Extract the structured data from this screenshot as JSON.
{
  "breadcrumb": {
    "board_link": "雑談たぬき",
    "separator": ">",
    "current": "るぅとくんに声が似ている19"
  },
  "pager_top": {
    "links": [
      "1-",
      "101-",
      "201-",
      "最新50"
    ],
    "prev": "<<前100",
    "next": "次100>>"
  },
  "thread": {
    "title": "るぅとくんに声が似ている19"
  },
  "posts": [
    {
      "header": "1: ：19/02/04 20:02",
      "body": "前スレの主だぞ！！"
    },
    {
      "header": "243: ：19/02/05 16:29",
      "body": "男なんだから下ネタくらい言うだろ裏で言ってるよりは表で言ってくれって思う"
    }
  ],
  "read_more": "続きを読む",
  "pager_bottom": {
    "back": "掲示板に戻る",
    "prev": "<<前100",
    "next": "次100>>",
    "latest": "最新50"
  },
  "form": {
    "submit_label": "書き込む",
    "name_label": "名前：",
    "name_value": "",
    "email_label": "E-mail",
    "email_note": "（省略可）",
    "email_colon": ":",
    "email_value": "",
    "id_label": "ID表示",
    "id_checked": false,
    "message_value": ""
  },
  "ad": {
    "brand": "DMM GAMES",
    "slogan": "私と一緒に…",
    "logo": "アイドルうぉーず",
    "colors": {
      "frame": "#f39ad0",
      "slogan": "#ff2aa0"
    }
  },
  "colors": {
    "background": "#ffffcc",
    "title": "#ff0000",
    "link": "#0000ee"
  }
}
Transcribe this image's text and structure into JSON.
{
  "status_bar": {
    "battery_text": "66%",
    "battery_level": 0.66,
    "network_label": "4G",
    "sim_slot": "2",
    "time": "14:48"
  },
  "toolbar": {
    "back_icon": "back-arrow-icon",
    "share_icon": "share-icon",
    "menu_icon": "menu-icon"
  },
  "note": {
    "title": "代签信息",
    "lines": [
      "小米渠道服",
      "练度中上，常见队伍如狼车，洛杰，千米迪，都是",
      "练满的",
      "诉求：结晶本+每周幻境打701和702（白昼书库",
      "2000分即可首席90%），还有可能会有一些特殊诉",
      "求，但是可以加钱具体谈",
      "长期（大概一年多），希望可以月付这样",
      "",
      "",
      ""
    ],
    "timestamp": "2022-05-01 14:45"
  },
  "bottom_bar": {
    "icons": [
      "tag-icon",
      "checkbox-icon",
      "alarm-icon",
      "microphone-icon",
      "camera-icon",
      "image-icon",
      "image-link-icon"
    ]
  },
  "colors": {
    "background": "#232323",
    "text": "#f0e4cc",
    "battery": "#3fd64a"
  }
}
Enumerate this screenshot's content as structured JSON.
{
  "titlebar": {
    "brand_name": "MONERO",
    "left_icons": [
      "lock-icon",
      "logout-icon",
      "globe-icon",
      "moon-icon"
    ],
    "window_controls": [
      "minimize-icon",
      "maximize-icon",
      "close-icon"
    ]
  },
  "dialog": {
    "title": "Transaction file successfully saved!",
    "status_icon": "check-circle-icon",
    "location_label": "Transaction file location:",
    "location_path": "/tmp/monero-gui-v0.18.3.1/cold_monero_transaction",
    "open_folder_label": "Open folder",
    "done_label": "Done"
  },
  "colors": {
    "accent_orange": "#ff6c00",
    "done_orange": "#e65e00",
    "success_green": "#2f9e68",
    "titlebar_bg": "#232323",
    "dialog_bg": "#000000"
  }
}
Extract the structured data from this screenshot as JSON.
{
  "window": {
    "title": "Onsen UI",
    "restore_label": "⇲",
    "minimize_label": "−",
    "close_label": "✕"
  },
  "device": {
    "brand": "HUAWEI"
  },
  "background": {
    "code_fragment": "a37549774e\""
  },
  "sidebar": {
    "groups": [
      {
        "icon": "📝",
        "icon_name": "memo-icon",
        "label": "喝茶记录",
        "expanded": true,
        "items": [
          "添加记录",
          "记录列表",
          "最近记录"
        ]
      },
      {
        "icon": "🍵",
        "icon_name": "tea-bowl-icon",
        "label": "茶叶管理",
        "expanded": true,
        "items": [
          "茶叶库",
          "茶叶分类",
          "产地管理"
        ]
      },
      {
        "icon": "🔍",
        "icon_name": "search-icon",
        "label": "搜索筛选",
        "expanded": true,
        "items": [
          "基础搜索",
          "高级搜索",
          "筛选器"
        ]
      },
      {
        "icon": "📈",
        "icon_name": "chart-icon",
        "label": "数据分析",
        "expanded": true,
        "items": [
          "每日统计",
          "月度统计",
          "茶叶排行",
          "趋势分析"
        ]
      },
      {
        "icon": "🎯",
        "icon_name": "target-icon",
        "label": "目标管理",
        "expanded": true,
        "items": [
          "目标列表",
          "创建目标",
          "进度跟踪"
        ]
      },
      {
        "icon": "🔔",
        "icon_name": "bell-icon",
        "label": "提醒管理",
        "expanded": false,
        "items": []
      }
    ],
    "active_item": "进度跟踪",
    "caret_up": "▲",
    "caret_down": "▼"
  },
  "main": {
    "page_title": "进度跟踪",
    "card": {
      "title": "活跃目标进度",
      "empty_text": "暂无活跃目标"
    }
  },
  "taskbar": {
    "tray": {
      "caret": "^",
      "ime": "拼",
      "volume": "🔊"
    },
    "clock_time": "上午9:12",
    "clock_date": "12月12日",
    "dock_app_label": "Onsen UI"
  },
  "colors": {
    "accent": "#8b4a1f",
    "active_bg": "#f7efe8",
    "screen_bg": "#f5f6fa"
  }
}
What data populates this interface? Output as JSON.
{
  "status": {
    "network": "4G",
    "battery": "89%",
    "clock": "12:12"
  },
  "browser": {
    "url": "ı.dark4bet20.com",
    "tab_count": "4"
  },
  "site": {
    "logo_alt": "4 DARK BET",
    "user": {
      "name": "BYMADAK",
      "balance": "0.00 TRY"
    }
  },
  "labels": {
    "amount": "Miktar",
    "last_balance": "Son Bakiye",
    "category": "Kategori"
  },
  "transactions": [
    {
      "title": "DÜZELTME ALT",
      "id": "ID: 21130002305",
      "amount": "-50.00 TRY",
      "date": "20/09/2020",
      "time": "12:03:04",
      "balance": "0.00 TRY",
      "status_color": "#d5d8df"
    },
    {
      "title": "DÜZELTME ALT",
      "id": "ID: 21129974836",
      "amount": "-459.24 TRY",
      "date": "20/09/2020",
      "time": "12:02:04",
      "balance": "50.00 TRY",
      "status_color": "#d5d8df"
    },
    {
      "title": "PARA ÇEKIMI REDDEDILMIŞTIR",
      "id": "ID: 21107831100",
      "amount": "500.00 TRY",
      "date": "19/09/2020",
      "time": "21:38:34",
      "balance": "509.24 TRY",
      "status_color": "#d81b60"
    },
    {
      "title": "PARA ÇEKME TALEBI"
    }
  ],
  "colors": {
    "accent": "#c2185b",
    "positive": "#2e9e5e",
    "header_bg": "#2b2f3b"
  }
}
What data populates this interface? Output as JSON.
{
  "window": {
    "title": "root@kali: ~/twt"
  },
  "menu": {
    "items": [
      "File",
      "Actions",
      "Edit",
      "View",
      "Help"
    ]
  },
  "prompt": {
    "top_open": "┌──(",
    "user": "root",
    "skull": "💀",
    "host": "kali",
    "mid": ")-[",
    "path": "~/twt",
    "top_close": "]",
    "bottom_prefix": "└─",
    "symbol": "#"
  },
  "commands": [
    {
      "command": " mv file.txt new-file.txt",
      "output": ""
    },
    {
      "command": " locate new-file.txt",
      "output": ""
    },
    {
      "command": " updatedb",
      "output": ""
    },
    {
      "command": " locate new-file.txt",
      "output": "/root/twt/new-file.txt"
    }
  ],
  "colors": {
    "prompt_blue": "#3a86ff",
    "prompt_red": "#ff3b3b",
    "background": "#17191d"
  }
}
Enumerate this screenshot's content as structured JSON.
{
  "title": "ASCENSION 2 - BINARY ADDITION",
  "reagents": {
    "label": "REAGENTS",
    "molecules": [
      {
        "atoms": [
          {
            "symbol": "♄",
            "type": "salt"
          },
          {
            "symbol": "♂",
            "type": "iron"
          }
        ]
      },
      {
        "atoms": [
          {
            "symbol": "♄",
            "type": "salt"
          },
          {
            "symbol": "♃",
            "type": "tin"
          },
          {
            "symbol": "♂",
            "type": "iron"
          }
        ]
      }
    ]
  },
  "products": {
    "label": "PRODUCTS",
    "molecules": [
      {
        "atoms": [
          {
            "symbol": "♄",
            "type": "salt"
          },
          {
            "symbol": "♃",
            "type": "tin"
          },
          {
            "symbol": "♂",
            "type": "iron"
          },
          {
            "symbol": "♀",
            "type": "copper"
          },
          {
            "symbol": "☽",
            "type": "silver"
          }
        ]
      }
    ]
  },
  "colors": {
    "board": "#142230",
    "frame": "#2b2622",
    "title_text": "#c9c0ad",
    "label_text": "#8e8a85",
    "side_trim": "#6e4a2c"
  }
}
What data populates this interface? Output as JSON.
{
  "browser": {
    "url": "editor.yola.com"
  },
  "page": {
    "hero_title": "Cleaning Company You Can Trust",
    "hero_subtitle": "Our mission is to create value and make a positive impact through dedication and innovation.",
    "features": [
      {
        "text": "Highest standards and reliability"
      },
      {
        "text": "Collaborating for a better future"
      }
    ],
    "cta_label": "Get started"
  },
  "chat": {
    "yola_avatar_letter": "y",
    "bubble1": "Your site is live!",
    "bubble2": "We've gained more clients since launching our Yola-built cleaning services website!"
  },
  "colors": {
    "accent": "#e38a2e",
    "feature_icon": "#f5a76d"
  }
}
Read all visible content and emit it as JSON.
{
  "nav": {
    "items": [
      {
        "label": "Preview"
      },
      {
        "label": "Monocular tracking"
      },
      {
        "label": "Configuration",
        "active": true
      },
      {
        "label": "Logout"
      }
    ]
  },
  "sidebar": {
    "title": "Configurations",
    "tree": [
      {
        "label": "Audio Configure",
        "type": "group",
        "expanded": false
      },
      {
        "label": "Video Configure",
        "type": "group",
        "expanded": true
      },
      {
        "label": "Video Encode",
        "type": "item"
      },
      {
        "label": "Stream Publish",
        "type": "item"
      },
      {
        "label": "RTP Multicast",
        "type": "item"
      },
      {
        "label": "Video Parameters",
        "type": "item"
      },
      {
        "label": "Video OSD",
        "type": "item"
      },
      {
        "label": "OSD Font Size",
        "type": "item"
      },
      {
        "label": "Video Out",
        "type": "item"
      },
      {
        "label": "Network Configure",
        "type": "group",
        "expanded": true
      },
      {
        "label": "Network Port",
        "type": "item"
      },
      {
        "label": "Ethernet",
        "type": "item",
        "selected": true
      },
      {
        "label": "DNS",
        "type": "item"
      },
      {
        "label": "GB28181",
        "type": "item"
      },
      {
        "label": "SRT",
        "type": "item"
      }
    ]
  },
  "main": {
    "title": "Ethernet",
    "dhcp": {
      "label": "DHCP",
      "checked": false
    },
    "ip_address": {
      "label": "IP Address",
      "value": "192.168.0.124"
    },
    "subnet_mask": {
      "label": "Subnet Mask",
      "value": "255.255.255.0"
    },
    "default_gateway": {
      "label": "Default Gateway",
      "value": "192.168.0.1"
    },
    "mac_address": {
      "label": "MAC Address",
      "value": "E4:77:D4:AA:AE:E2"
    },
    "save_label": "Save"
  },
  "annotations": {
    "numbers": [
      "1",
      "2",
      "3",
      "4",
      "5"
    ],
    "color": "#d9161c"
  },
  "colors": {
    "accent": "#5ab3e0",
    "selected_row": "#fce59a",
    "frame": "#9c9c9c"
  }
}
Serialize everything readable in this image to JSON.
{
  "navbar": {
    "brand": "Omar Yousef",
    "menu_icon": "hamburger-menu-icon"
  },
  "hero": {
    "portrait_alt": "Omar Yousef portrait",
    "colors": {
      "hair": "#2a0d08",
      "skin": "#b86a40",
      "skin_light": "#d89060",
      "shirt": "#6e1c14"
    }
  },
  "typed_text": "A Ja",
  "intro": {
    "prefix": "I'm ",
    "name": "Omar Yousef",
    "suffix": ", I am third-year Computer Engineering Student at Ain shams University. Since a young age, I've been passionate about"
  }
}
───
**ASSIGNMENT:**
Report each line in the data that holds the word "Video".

**ANSWER TO THE EXERCISE:**
        "label": "Video Configure",
        "label": "Video Encode",
        "label": "Video Parameters",
        "label": "Video OSD",
        "label": "Video Out",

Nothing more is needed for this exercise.